In this study, the activity of this antibiotic was compared with that of metronidazole and vancomycin against 93 Clostridium difficile isolates. The rate of emergence of bacteria spontaneously resistant to the new compound was also evaluated in relation to representative gram-positive and gram-negative strains. In terms of MIC(50) values, rifaximin showed an intrinsic activity superior to that of the other agents. The emergence of spontaneously resistant strains was assessed with 46 aerobic (staphylococci, enterococci, Proteus spp., Citrobacter freundii, Providencia rettgeri, enteropathogenic, enteroinvasive, enterotoxigenic and entero- hemorrhagic Escherichia coli, and Salmonella enteritidis) and anaerobic (Clostridium spp., Bacteroides spp., Fusobacterium nucleatum and Peptococcus spp.) pathogens, most of them also ammonium producers. Two different methods, broth and agar dilution, were employed.

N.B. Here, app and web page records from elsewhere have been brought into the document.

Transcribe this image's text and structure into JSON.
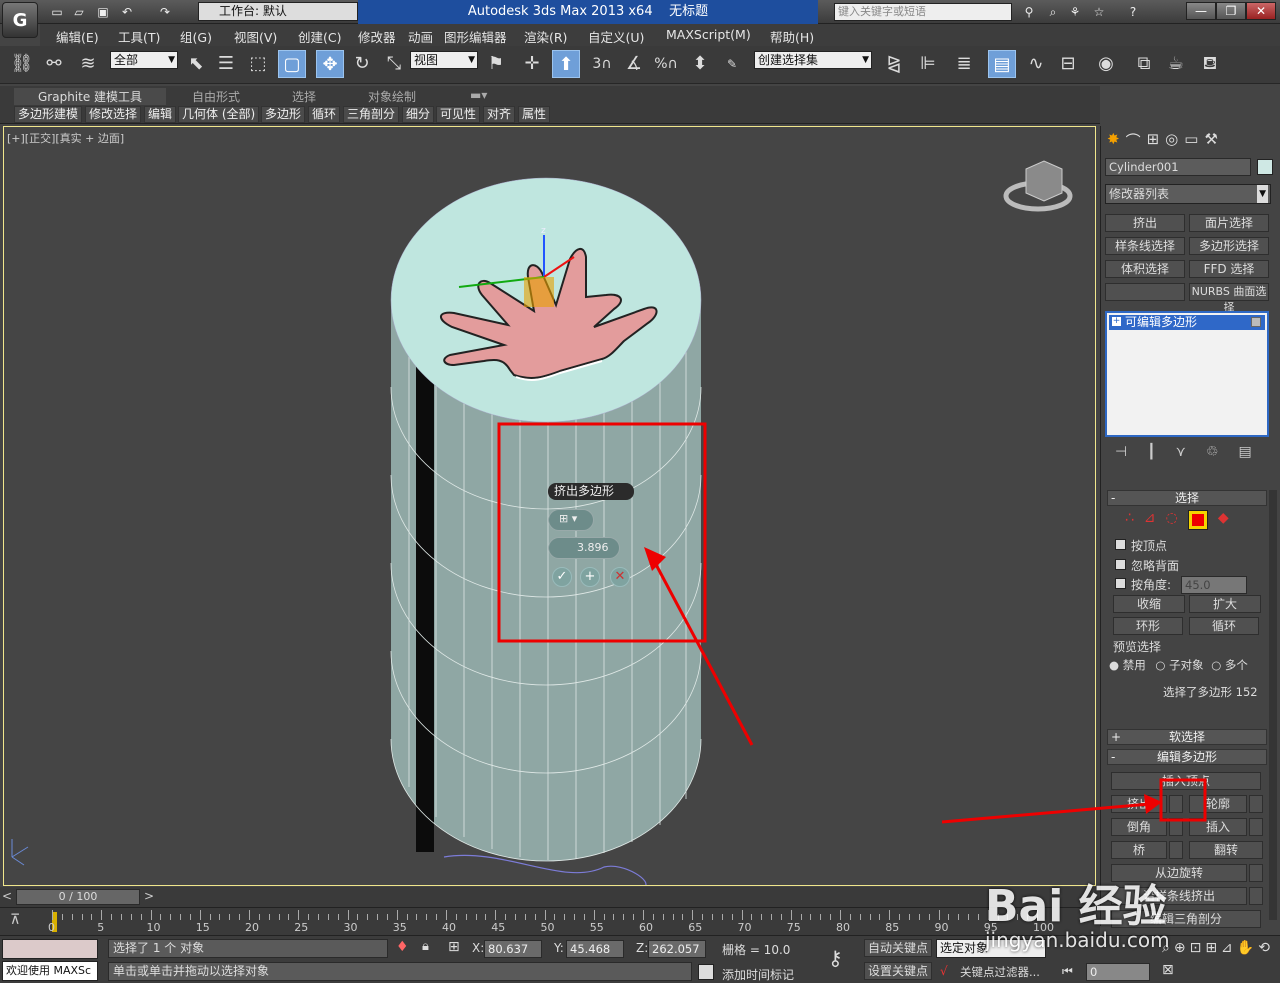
{
  "titlebar": {
    "workspace_label": "工作台: 默认",
    "app_title": "Autodesk 3ds Max  2013 x64",
    "doc_title": "无标题",
    "search_placeholder": "键入关键字或短语"
  },
  "menubar": {
    "items": [
      "编辑(E)",
      "工具(T)",
      "组(G)",
      "视图(V)",
      "创建(C)",
      "修改器",
      "动画",
      "图形编辑器",
      "渲染(R)",
      "自定义(U)",
      "MAXScript(M)",
      "帮助(H)"
    ]
  },
  "toolbar": {
    "filter_value": "全部",
    "refcoord_value": "视图",
    "selset_value": "创建选择集",
    "snap3": "3",
    "pct": "%"
  },
  "ribbon": {
    "tabs": [
      "Graphite 建模工具",
      "自由形式",
      "选择",
      "对象绘制"
    ],
    "buttons": [
      "多边形建模",
      "修改选择",
      "编辑",
      "几何体 (全部)",
      "多边形",
      "循环",
      "三角剖分",
      "细分",
      "可见性",
      "对齐",
      "属性"
    ]
  },
  "viewport": {
    "label": "[+][正交][真实 + 边面]",
    "caddy_title": "挤出多边形",
    "caddy_value": "3.896"
  },
  "command_panel": {
    "object_name": "Cylinder001",
    "modifier_list": "修改器列表",
    "mod_buttons": [
      "挤出",
      "面片选择",
      "样条线选择",
      "多边形选择",
      "体积选择",
      "FFD 选择",
      "",
      "NURBS 曲面选择"
    ],
    "stack_item": "可编辑多边形",
    "selection_title": "选择",
    "by_vertex": "按顶点",
    "ignore_backface": "忽略背面",
    "by_angle": "按角度:",
    "angle_value": "45.0",
    "shrink": "收缩",
    "grow": "扩大",
    "ring": "环形",
    "loop": "循环",
    "preview_label": "预览选择",
    "preview_off": "禁用",
    "preview_sub": "子对象",
    "preview_multi": "多个",
    "selected_info": "选择了多边形 152",
    "soft_sel": "软选择",
    "edit_poly": "编辑多边形",
    "insert_vertex": "插入顶点",
    "extrude": "挤出",
    "outline": "轮廓",
    "bevel": "倒角",
    "inset": "插入",
    "bridge": "桥",
    "flip": "翻转",
    "hinge": "从边旋转",
    "extrude_along": "沿样条线挤出",
    "edit_tri": "编辑三角剖分"
  },
  "timeline": {
    "frame": "0 / 100",
    "ticks": [
      "0",
      "5",
      "10",
      "15",
      "20",
      "25",
      "30",
      "35",
      "40",
      "45",
      "50",
      "55",
      "60",
      "65",
      "70",
      "75",
      "80",
      "85",
      "90",
      "95",
      "100"
    ]
  },
  "status": {
    "selected": "选择了 1 个 对象",
    "hint": "单击或单击并拖动以选择对象",
    "welcome": "欢迎使用 MAXSc",
    "x_label": "X:",
    "x": "80.637",
    "y_label": "Y:",
    "y": "45.468",
    "z_label": "Z:",
    "z": "262.057",
    "grid": "栅格 = 10.0",
    "add_tag": "添加时间标记",
    "auto_key": "自动关键点",
    "set_key": "设置关键点",
    "sel_object": "选定对象",
    "key_filter": "关键点过滤器...",
    "frame_field": "0"
  },
  "watermark": {
    "brand": "Bai  经验",
    "url": "jingyan.baidu.com"
  },
  "colors": {
    "app_title_bg": "#1e4e9e",
    "cylinder": "#8fa7a4",
    "cylinder_top": "#bfe6df",
    "hand": "#e39c9c",
    "annotation": "#e00000"
  }
}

When liquid medium was employed, bacteria capable of sustained growth in 100 microg/ml of rifaximin were obtained after 2-5 transfers with gram-positive aerobic cocci, 2-3 transfers with gram-negative aerobic strains and 2-5 transfers with anaerobic species. At the highest dose used with the agar dilution method (8 x MIC), the frequency of emergence of spontaneously resistant mutants ranged from <1 x 10(-9) to 1.6 x 10(-8) with gram-positive aerobic and anaerobic cocci, while with aerobic and anaerobic gram-negative bacteria, this value ranged from <1 x 10(-9) to 1.7 x 10(-7). C. difficile showed a particularly low incidence of spontaneously resistant mutants (<1 x 10(-9)). The low incidence of resistant subpopulations selected by levels of 8 x MIC of rifaximin suggests that the high levels of the drug which were reached in the gastrointestinal lumen may further prevent the selection of mutants.
The low toxicity, broad antibacterial activity and very poor absorption from the gastrointestinal tract of rifaximin suggest a potential therapeutic use for this drug in gastrointestinal diseases, as well as in the management of patients with cirrhosis and chronic portal-systemic encephalopathy.